An unassuming woman in Milo glasses ascends the stage and squints into the (relatively dim) bar lights with a frown. The guitarist backing her seems to shy from the dull yellow light, using his long locks as a screen from his eyes. A couple jokes are made before a small voice asks through the speakers,

“Can we turn those down please? Y’know…make it dark and creepy in here?”

The woman gestures vaguely at the dimly lit main space of The Lexington, a bar that has been hosting an incredible array of extreme bands on the metal/doom/death/grind spectrum for some time now, located just on the precipice of Skid Row downtown. With hardcore in ascendance, metal underground metal is seeing a fervent and incredible proliferation of talent that is going largely unnoticed at the moment, but The Lexington seems to be catching every single metal band of note. This night was no different, boasting the last night of Vale’s national tour, supporting Velnias, and two local bands–Bourne Ultra and Northwind Wolves.

As someone who has only recently begun to truly appreciate metal and not just the niche subgenres that run up against my other tastes, it’s fun to be an outsider to the scene. Metalheads seem to alternate between a vague embarrassment and a frightening earnestness when it comes to their genre of choice. Northwind Wolves, who put on a technically ferocious show with their blend of tech-death and symphonic black metal, embodied this in particular, introducing their morbidly-titled songs with sheepishness, before absolutely shredding.

With Vale, it was like a light switch. After asking politely about their lights, vocalist Kate Coysh quietly folded her Milo glasses and placed them carefully in her leather vest, and closed her eyes. The music started. When she opened them it was like she had been possessed–her eyes, wide with manic intensity, stared out like she meant to swallow your soul. She made small, esoteric gestures that drew you further into the performance all backed by a quartet of musicians that played at the top of the game. Drummer Justin Ennis, in particular, though cramped at the very back of the claustrophobic stage, made his presence felt through understated and absolutely killer drumming–his precision and writing choices really coming to the fore in the live setting.
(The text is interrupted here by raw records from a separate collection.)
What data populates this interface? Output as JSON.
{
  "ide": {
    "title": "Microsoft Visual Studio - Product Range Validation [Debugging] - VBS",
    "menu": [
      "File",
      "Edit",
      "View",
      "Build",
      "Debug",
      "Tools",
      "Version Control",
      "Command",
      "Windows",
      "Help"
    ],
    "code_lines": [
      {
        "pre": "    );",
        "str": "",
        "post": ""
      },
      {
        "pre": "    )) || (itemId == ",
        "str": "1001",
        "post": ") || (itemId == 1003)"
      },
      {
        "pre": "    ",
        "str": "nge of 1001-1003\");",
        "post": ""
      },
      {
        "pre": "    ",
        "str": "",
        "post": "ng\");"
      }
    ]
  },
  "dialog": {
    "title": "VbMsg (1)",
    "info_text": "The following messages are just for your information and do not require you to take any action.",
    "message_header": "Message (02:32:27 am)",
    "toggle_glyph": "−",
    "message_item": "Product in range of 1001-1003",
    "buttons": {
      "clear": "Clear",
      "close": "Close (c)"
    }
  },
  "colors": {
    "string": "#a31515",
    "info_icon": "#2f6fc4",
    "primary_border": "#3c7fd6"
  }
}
Some bands just have ‘it’–a presence and gravity that is an alchemy thats impossible to replicate. Vale has it leaking out their ears. They might have started the night off wanting to spin their web in the shadows, but this is a band destined for much, much bigger things.